Squishing a stack of virus sheets generates enough electricity to power a small liquid crystal display. With increased power output, these virus films might one day use the beating of your heart to power a pacemaker, the researchers behind them say.
Piezoelectric materials build up charge when pushed or squeezed. These materials may be familiar to you: they generate the spark in a gas lighter, and motors powered by such materials vibrate some cell phones. Piezoelectric materials made of metals or polymers require large inputs of energy to build up a charge. Bone, DNA, and protein fibers are weakly piezoelectric, but it’s hard to efficiently organize these materials on a large scale to yield electricity.
To handle this organizational issue, Seung-Wuk Lee, of the University of California in Berkeley and the Lawrence Berkeley National Laboratory, and his colleagues looked for a biomaterial that had intrinsic order and was easy to make. They settled on the M13 bacteriophage, a rod-shaped virus that only infects bacteria. One bacterium can produce one million copies of the virus within four hours, so starting material isn't a problem. And the virus neatly arranges itself in stacked rows when spread on a surface.
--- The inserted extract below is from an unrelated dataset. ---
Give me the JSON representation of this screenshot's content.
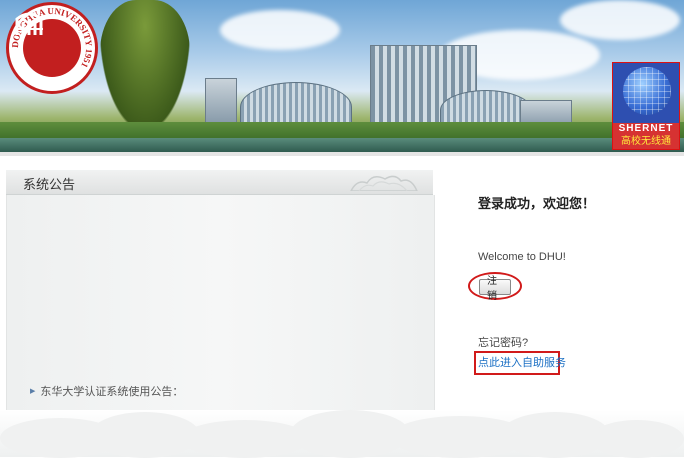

The researchers first tested the virus to see if it was piezoelectric. Instead of pushing on the virus and measuring a current, they looked for the opposite effect. They electrified a film made with the virus and watched for mechanical motion. The scientists saw the helical proteins covering the virus twist.